Sydney, May 21: Researchers in Australia, Finland and New Zealand have found that the risk of limb amputation in patients with type 2 diabetes can be reduced by Fenofibrate. The drug, originally used to lower blood fat levels in diabetics, was found to cut the chances of minor amputation by 36 percent.
The study's authors, Professor Anthony Keech and Dr. Kushwin Rajamani of the National Health and Medical Research Council Clinical Trials Centre at University of Sydney, Australia, assessed the effectiveness of fenofibrate in lowering amputation risk through the Fenofibrate Intervention and Event Lowering in Diabetes (FIELD) study.
The main purpose of the FIELD study was to review if a long-term treatment with fenofibrate could reduce adverse macrovascular and microvascular outcomes in patients with type 2 diabetes, including amputations.

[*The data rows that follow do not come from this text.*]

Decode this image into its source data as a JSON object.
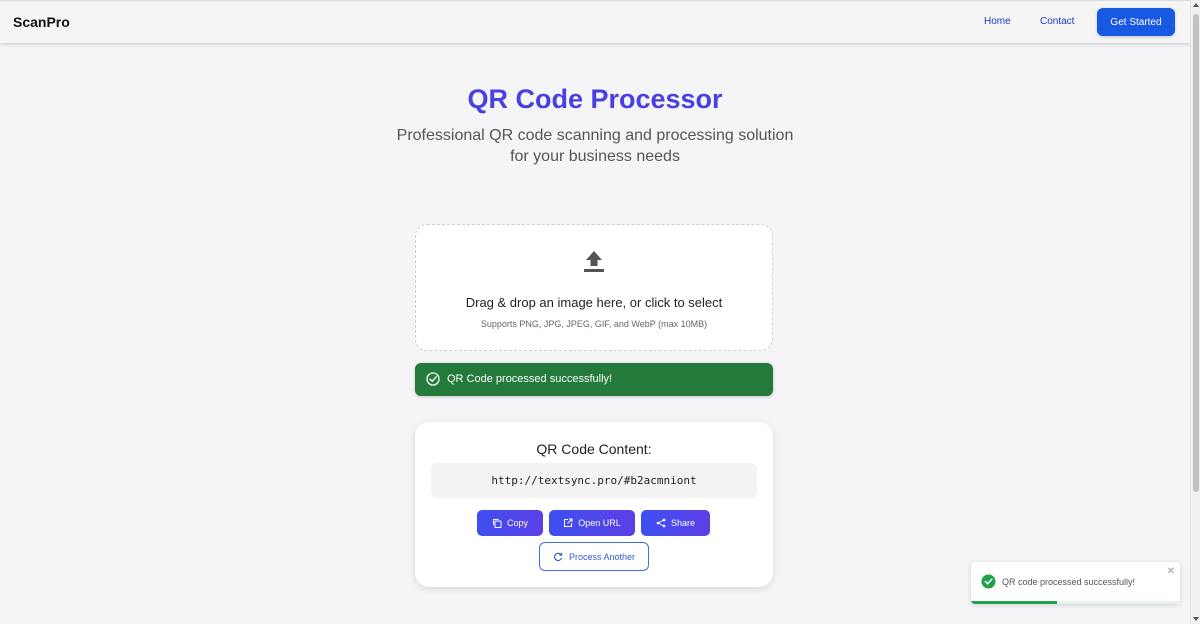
{
  "nav": {
    "brand": "ScanPro",
    "links": [
      "Home",
      "Contact"
    ],
    "cta_label": "Get Started"
  },
  "hero": {
    "title": "QR Code Processor",
    "subtitle": "Professional QR code scanning and processing solution for your business needs"
  },
  "dropzone": {
    "icon": "upload-icon",
    "prompt": "Drag & drop an image here, or click to select",
    "hint": "Supports PNG, JPG, JPEG, GIF, and WebP (max 10MB)"
  },
  "status": {
    "icon": "check-circle-icon",
    "message": "QR Code processed successfully!",
    "color": "#237a3a"
  },
  "result": {
    "title": "QR Code Content:",
    "value": "http://textsync.pro/#b2acmniont",
    "actions": {
      "copy": "Copy",
      "open_url": "Open URL",
      "share": "Share",
      "process_another": "Process Another"
    }
  },
  "toast": {
    "message": "QR code processed successfully!",
    "close": "✕",
    "progress": 0.41
  },
  "colors": {
    "accent": "#4a3fe0",
    "primary_button": "#1759e3",
    "success": "#237a3a"
  }
}
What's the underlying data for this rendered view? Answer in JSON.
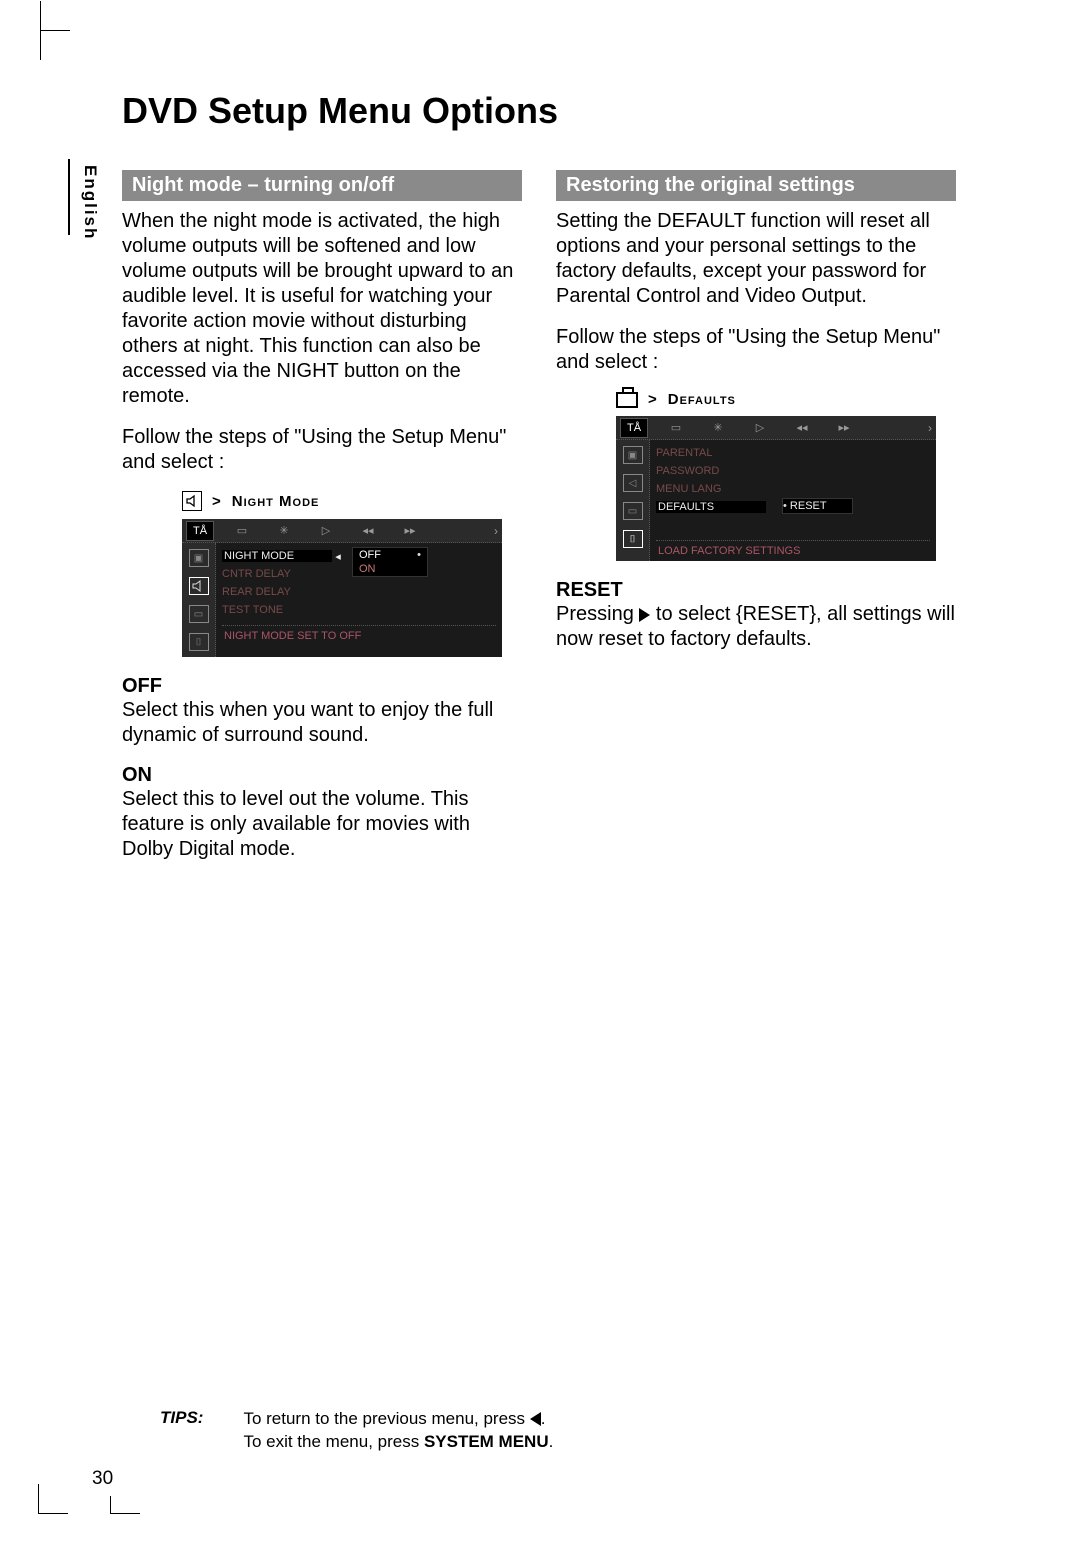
{
  "page": {
    "language": "English",
    "title": "DVD Setup Menu Options",
    "number": "30"
  },
  "left": {
    "heading": "Night mode – turning on/off",
    "p1": "When the night mode is activated, the high volume outputs will be softened and low volume outputs will be brought upward to an audible level.  It is useful for watching your favorite action movie without disturbing others at night. This function can also be accessed via the NIGHT button on the remote.",
    "p2": "Follow the steps of \"Using the Setup Menu\" and select :",
    "crumb": "Night Mode",
    "osd": {
      "rows": [
        "NIGHT MODE",
        "CNTR DELAY",
        "REAR DELAY",
        "TEST TONE"
      ],
      "opts": [
        "OFF",
        "ON"
      ],
      "status": "NIGHT MODE SET TO OFF"
    },
    "off_h": "Off",
    "off_p": "Select this when you want to enjoy the full dynamic of surround sound.",
    "on_h": "On",
    "on_p": "Select this to level out the volume. This feature is only available for movies with Dolby Digital mode."
  },
  "right": {
    "heading": "Restoring the original settings",
    "p1": "Setting the DEFAULT function will reset all options and your personal settings to the factory defaults, except your password for Parental Control and Video Output.",
    "p2": "Follow the steps of \"Using the Setup Menu\" and select :",
    "crumb": "Defaults",
    "osd": {
      "rows": [
        "PARENTAL",
        "PASSWORD",
        "MENU LANG",
        "DEFAULTS"
      ],
      "popup": "RESET",
      "status": "LOAD FACTORY SETTINGS"
    },
    "reset_h": "Reset",
    "reset_p_a": "Pressing ",
    "reset_p_b": " to select {RESET}, all settings will now reset to factory defaults."
  },
  "tips": {
    "label": "TIPS:",
    "line1a": "To return to the previous menu, press ",
    "line1b": ".",
    "line2a": "To  exit the menu, press ",
    "line2b": "SYSTEM MENU",
    "line2c": "."
  }
}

Researchers considered amputations as minor if they were below the ankle and major if they were above the ankle. They also classified them on whether or not large blood vessel disease or small blood vessel disease was found in the amputated limb.
Details of the study
The study included 9,795 people, aged 50 to 75 with type 2 diabetes. Half the patients were given 200 milligrams of fenofibrate and the rest a placebo daily for five years.
Over the course of the study, the researchers reported that 115 people had at least one lower-limb amputation related to their diabetes.
They also found that the risk of first amputation was 36 percent lower for all patients given fenofibrate as compared to those given placebo. Nearly 70 of those on placebo had an amputation while only 45 on the drug did.
The risk of minor amputation in patients who did not have large vessel disease and were on the drug was 47 percent lower than the placebo users.
Height played an important role. It was found that an additional 10 centimeters of height was associated with a 60 percent increase in risk (P<0.0001). Also, each additional three years in age increased the risk by 30 percent.
However the risk of major amputations didn't differ much between the two groups.
"(Fenofibrates) is the first therapy that has been shown to reduce these amputations," said Keech.
Other observations included that people with history of cardiovascular disease, microvascular disease, previous amputation, skin ulcer, smoking and chronic diabetes were more likely to have amputations as opposed to those who had neither cardiovascular issues nor amputations.
The researchers concluded: "Treatment with fenofibrate was associated with a lower risk of amputations, particularly minor amputations without known large-vessel disease ... These findings could lead to a change in standard treatment for the prevention of diabetes-related lower-limb amputations."
Amputation and Type 2 diabetes
According to the American Diabetes Association, people with diabetes are more likely to have a foot or leg amputated. This is mainly because diabetes reduces blood flow to the lower legs and feet leading to a disease called diabetic neuropathy, which increases the risk of ulcers and infections that can, in turn, result in amputation.
The results were published in the medical journal Lancet. It was sponsored by Laboratoires Fournier SA, now part of Solvay Pharmaceuticals, which makes fenofibrates, and the National Health and Medical Research Council of Australia.